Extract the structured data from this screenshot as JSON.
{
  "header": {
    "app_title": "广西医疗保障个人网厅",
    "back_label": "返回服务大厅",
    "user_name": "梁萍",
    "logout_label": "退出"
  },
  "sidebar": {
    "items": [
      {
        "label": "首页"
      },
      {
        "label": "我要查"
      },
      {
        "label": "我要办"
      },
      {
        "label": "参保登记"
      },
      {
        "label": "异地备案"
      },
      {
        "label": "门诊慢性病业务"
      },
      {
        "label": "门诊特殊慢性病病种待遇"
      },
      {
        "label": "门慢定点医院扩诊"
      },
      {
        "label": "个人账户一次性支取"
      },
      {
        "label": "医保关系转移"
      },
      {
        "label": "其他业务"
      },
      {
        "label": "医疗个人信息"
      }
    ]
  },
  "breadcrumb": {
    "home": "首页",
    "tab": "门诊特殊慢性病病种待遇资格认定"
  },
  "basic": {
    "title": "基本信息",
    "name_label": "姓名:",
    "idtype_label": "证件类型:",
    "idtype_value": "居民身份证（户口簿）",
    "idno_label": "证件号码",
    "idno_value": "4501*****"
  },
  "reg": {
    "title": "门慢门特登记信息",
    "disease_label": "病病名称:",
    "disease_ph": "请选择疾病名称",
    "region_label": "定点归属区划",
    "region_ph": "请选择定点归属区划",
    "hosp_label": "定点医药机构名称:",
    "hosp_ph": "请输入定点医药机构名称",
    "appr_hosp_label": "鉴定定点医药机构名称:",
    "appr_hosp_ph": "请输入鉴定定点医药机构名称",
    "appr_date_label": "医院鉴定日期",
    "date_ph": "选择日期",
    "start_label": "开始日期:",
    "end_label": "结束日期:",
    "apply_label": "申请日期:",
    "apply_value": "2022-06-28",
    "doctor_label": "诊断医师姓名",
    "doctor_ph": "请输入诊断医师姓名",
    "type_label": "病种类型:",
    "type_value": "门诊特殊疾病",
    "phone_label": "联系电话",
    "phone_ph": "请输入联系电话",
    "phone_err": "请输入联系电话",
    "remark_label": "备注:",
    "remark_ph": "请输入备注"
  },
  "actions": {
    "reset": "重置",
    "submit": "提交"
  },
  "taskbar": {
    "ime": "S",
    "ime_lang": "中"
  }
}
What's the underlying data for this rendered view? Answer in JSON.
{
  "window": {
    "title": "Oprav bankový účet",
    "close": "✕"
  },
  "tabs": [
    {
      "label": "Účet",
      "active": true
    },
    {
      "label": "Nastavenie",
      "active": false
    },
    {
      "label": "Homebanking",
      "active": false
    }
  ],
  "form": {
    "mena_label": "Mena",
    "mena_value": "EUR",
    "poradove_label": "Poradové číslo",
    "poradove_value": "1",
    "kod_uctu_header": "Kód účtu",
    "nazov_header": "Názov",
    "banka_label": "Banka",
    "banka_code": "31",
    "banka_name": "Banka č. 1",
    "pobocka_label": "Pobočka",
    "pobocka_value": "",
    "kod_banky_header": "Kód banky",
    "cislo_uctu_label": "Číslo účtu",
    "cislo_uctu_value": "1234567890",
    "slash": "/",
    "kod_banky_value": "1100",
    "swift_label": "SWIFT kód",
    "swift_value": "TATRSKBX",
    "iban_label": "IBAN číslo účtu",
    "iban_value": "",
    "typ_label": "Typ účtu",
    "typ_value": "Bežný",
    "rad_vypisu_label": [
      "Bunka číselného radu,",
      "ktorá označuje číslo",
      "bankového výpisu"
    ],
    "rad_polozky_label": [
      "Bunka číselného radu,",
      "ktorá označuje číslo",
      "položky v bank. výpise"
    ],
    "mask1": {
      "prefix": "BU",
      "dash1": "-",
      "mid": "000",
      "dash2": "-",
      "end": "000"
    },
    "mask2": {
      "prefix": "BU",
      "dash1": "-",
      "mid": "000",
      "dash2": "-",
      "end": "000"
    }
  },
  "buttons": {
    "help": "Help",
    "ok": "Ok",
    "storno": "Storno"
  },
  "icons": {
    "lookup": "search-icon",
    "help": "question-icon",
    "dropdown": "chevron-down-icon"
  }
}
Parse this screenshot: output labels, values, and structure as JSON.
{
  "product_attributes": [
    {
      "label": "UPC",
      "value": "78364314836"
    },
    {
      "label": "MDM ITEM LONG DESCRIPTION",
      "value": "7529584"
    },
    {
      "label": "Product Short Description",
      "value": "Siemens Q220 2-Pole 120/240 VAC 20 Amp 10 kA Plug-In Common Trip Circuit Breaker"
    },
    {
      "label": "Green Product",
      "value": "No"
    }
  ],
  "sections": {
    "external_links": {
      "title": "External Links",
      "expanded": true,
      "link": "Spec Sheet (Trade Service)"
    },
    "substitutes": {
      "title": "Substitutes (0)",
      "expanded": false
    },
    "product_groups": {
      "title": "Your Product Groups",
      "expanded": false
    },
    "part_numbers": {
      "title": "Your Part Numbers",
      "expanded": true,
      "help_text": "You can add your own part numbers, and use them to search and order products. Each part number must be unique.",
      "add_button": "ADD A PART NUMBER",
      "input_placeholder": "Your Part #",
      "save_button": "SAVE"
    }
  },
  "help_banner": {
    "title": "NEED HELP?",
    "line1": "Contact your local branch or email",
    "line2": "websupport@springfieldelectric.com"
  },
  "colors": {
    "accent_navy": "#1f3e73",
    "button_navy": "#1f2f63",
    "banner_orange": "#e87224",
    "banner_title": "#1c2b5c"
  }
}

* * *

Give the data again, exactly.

Extract the structured data from this screenshot as JSON.
{
  "header": {
    "app_title": "广西医疗保障个人网厅",
    "back_label": "返回服务大厅",
    "user_name": "梁萍",
    "logout_label": "退出"
  },
  "sidebar": {
    "items": [
      {
        "label": "首页"
      },
      {
        "label": "我要查"
      },
      {
        "label": "我要办"
      },
      {
        "label": "参保登记"
      },
      {
        "label": "异地备案"
      },
      {
        "label": "门诊慢性病业务"
      },
      {
        "label": "门诊特殊慢性病病种待遇"
      },
      {
        "label": "门慢定点医院扩诊"
      },
      {
        "label": "个人账户一次性支取"
      },
      {
        "label": "医保关系转移"
      },
      {
        "label": "其他业务"
      },
      {
        "label": "医疗个人信息"
      }
    ]
  },
  "breadcrumb": {
    "home": "首页",
    "tab": "门诊特殊慢性病病种待遇资格认定"
  },
  "basic": {
    "title": "基本信息",
    "name_label": "姓名:",
    "idtype_label": "证件类型:",
    "idtype_value": "居民身份证（户口簿）",
    "idno_label": "证件号码",
    "idno_value": "4501*****"
  },
  "reg": {
    "title": "门慢门特登记信息",
    "disease_label": "病病名称:",
    "disease_ph": "请选择疾病名称",
    "region_label": "定点归属区划",
    "region_ph": "请选择定点归属区划",
    "hosp_label": "定点医药机构名称:",
    "hosp_ph": "请输入定点医药机构名称",
    "appr_hosp_label": "鉴定定点医药机构名称:",
    "appr_hosp_ph": "请输入鉴定定点医药机构名称",
    "appr_date_label": "医院鉴定日期",
    "date_ph": "选择日期",
    "start_label": "开始日期:",
    "end_label": "结束日期:",
    "apply_label": "申请日期:",
    "apply_value": "2022-06-28",
    "doctor_label": "诊断医师姓名",
    "doctor_ph": "请输入诊断医师姓名",
    "type_label": "病种类型:",
    "type_value": "门诊特殊疾病",
    "phone_label": "联系电话",
    "phone_ph": "请输入联系电话",
    "phone_err": "请输入联系电话",
    "remark_label": "备注:",
    "remark_ph": "请输入备注"
  },
  "actions": {
    "reset": "重置",
    "submit": "提交"
  },
  "taskbar": {
    "ime": "S",
    "ime_lang": "中"
  }
}
What's the underlying data for this rendered view? Answer in JSON.
{
  "window": {
    "title": "Oprav bankový účet",
    "close": "✕"
  },
  "tabs": [
    {
      "label": "Účet",
      "active": true
    },
    {
      "label": "Nastavenie",
      "active": false
    },
    {
      "label": "Homebanking",
      "active": false
    }
  ],
  "form": {
    "mena_label": "Mena",
    "mena_value": "EUR",
    "poradove_label": "Poradové číslo",
    "poradove_value": "1",
    "kod_uctu_header": "Kód účtu",
    "nazov_header": "Názov",
    "banka_label": "Banka",
    "banka_code": "31",
    "banka_name": "Banka č. 1",
    "pobocka_label": "Pobočka",
    "pobocka_value": "",
    "kod_banky_header": "Kód banky",
    "cislo_uctu_label": "Číslo účtu",
    "cislo_uctu_value": "1234567890",
    "slash": "/",
    "kod_banky_value": "1100",
    "swift_label": "SWIFT kód",
    "swift_value": "TATRSKBX",
    "iban_label": "IBAN číslo účtu",
    "iban_value": "",
    "typ_label": "Typ účtu",
    "typ_value": "Bežný",
    "rad_vypisu_label": [
      "Bunka číselného radu,",
      "ktorá označuje číslo",
      "bankového výpisu"
    ],
    "rad_polozky_label": [
      "Bunka číselného radu,",
      "ktorá označuje číslo",
      "položky v bank. výpise"
    ],
    "mask1": {
      "prefix": "BU",
      "dash1": "-",
      "mid": "000",
      "dash2": "-",
      "end": "000"
    },
    "mask2": {
      "prefix": "BU",
      "dash1": "-",
      "mid": "000",
      "dash2": "-",
      "end": "000"
    }
  },
  "buttons": {
    "help": "Help",
    "ok": "Ok",
    "storno": "Storno"
  },
  "icons": {
    "lookup": "search-icon",
    "help": "question-icon",
    "dropdown": "chevron-down-icon"
  }
}
Parse this screenshot: output labels, values, and structure as JSON.
{
  "product_attributes": [
    {
      "label": "UPC",
      "value": "78364314836"
    },
    {
      "label": "MDM ITEM LONG DESCRIPTION",
      "value": "7529584"
    },
    {
      "label": "Product Short Description",
      "value": "Siemens Q220 2-Pole 120/240 VAC 20 Amp 10 kA Plug-In Common Trip Circuit Breaker"
    },
    {
      "label": "Green Product",
      "value": "No"
    }
  ],
  "sections": {
    "external_links": {
      "title": "External Links",
      "expanded": true,
      "link": "Spec Sheet (Trade Service)"
    },
    "substitutes": {
      "title": "Substitutes (0)",
      "expanded": false
    },
    "product_groups": {
      "title": "Your Product Groups",
      "expanded": false
    },
    "part_numbers": {
      "title": "Your Part Numbers",
      "expanded": true,
      "help_text": "You can add your own part numbers, and use them to search and order products. Each part number must be unique.",
      "add_button": "ADD A PART NUMBER",
      "input_placeholder": "Your Part #",
      "save_button": "SAVE"
    }
  },
  "help_banner": {
    "title": "NEED HELP?",
    "line1": "Contact your local branch or email",
    "line2": "websupport@springfieldelectric.com"
  },
  "colors": {
    "accent_navy": "#1f3e73",
    "button_navy": "#1f2f63",
    "banner_orange": "#e87224",
    "banner_title": "#1c2b5c"
  }
}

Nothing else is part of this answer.